The hardest part of moving to a new city (or country) is always making new relationships. I’ve been using a mixture of Bumble BFF and Meetup, as well as tagging along on my boyfriend’s after-work drinks. Connecting with other women who work or study during the day has been a great way for me to get out of the house and gives me something in common to talk about. While I’m an introvert by nature, socializing is actually something I’ve come to realize is hugely important to my mental health. While Meetups are often group-based, one of the perks of Bumble BFF is that it’s usually one on one. It’s certainly easier to spend less money (or nothing at all) by meeting up for a coffee or suggesting a walk rather than dinner or drinks with a larger group of people.
4. Keeping an “I did” list rather than a “to do” list:
I started a “to do” list in the first couple of weeks of moving, and guys, it was pretty depressing. Because #1 has continued to be “get a job,” it had the effect of making me feel like a pretty big failure for not having all my ducks in a row, especially as the weeks grind on. Instead, I’ve been writing down how many times I’ve worked out each week, the number of words I’ve been writing, and the number of job applications I’ve sent off. There’s no reason you can’t add on additional achievements like books read, skype calls with loved ones, or chores completed. Just because you aren’t actively employed doesn’t mean you aren’t achieving anything.
5. Replacing social media scrolling with a productive habit:
Is there anything worse than getting stuck in a black hole of Instagram, comparing both loved ones and “influencers” lives with your own sad couch-related existence? Thanks to the Apple Screen Time app, I’ve learned that being unemployed has left me with a newfound habit of wasting literally hours and hours looking at social media and feeling shit about my existence. Last week, I decided that instead of picking up my phone whenever I felt idle, I would pick up my Kindle instead. Reading is the second-best thing I could be doing to improve my writing (after, ahem, writing). Using this technique, I’m already three-quarters of the way through Beartown by Fredrik Backman and have remembered how much reading revitalizes my love for my own work.
6. Giving myself permission to write:
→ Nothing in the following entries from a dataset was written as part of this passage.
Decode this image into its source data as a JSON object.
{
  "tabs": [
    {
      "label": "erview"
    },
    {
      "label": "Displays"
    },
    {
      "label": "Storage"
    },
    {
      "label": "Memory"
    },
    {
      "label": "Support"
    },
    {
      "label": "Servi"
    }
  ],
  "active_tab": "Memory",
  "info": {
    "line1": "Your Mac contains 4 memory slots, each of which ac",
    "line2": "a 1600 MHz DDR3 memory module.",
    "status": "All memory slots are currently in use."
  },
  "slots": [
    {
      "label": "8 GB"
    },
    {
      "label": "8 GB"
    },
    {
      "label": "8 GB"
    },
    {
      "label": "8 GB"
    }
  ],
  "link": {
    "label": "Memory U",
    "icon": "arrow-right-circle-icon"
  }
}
Writing for me is an act of self-care. I started writing as a creative outlet and because I was lacking a sense of fulfilment in my corporate job. It’s also the only thing in my life that is wholly mine, and this creative decision-making is something altogether new and exciting for me. After a few weeks of job hunting, I’ve finally worked out a structure for my days that allows me to spend time on my novel without feeling guilty that I should be on LinkedIn instead. I write best in the afternoon and early evening, which means job hunting and applying can be my first priority for the day. I can feel a sense of achievement by applying for jobs early in the day or scheduling interviews in the morning. It’s easy to think I shouldn’t allow myself time to devote to what is essentially a side hobby, but there aren’t many times in my life when I’m going to have whole days at my disposal. After all, the difference between a published book and an unpublished book is often a finished book.
Francesca is a New England-based New Zealander who enjoys purchasing Halo top ice cream in U.S. dollars. When she’s not working on her young adult novel, you can find her exploring cities in the northeast and feeling smug about keeping her fiddle leaf fig plant alive.
Image via Unsplash